This scabbed-up skeleton in stained undies runs screaming down the hall. His wrists are duct-taped together. Mouth and ankles red. He bolts out the front door.
Emery jumps in my lap and Briana clutches her chest. Asa rises calmly, pulling a burner from between the cushions. He pops off a couple shots from the doorway.
“Damn,” he says. “That tweaker straight Spider-Man jumped over your car. My bad, bro.”
The rest of us look around at each other. In unison: “Whose car?”
Asa points at me with the burner, says, “Yours, nigga.” And again, he says, “My bad.”
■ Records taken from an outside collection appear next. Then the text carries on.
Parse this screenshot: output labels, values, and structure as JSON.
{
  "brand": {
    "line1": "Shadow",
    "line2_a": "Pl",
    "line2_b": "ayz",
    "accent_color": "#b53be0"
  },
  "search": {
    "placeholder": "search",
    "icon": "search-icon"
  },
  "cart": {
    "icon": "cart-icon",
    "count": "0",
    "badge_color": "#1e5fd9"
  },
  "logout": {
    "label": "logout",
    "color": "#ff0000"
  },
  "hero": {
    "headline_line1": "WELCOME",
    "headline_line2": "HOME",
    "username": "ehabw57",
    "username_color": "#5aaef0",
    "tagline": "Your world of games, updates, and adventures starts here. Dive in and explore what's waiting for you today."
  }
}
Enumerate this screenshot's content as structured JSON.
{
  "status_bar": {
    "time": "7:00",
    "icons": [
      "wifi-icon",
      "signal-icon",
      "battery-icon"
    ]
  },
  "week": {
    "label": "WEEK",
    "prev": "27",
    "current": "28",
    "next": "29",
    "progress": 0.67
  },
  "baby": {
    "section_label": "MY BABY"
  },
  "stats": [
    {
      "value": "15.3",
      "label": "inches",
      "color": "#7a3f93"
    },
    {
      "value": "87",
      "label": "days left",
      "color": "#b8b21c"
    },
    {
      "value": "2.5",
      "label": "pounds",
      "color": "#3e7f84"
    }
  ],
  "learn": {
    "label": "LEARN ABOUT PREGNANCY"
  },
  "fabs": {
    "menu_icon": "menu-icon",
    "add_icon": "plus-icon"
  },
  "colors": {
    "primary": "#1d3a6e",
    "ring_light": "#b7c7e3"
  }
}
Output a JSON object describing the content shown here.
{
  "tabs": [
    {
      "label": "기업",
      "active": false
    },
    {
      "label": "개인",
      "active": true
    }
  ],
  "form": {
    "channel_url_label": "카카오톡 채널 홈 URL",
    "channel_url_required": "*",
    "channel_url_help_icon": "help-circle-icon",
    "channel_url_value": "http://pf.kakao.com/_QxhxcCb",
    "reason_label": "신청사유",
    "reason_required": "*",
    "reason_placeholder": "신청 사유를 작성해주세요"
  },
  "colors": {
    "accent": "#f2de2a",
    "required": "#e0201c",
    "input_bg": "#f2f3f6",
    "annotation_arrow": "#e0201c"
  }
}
Emery squeezes my neck as we head outside to check the damage. Couple holes in the windshield—one low, one high.
“Insurance oughtta take care of it,” Asa says. “Just don’t tell them you were here.”
I say, “About that.”
He says, “Damn, for real?”
“Shit’s been rough since Kira got laid off.”
We stand thinking about how to square this up when Emery rips a wet one. The smell wafts around to everyone within seconds. Hands clasp over faces. So I’m changing baby girl’s diaper on the rug and she’s entranced by the fish again when Asa comes up with an idea in the shape of a plastic bag full of pink capsules.
“Fuck is this?”
“Supposed to be like the love child of ecstasy and acid. It’s got a chemical name, but I call it Kalm with a ‘k,’ just ‘cause.”
“Bro, you shot up my windshield. Just give me some money.”
“It’s re-up season, nigga, not cash flow season. Unless you want to wait a week or so, this is what I got. Shit goes for ten a pill, that’s enough to get a new windshield and then some.”
Emery walks her fingers across the fish tank. Says, “Fishy.”
I stuff the baggie in my pocket and wrap up the dirty diaper and hand it to Asa.
“Guess we’re straight, then.”
Raymond says he’s going to hang out a bit and catch a ride with Isaac. I tell him I’ll be seeing him.
I call Kira once we’re back on the road. There’s the trilling pulse of a trap beat and a choir of hollering drunks on her end.
I ask how the set went.
She slurs, elongating each syllable. “It went grrrreat.” She gets quieter, breathes into the phone. “I’m going to ride you so hard tonight.”
Just like that, I’ve forgotten what I was going to say.
“How’s it going there?” she says. “How is Emery?”
Baby girl blinks against the wind funneling in through the bullet holes. She giggles. Covers her face with her hands.
I decide to just spill the truth to Kira—be upfront about it—so I tell her, I say, “Everything’s great.”
— Kelby Losack is a woodworking artisan and carpenter by trade. He is the author of Hurricane Season, Dead Boy (with J. David Osborne), The Way We Came In, and Heathenish, and the co-host of Agitator. He lives with his wife in Gulf Coast Texas. He is on Twitter @HeathenishKid and IG @kelby.losack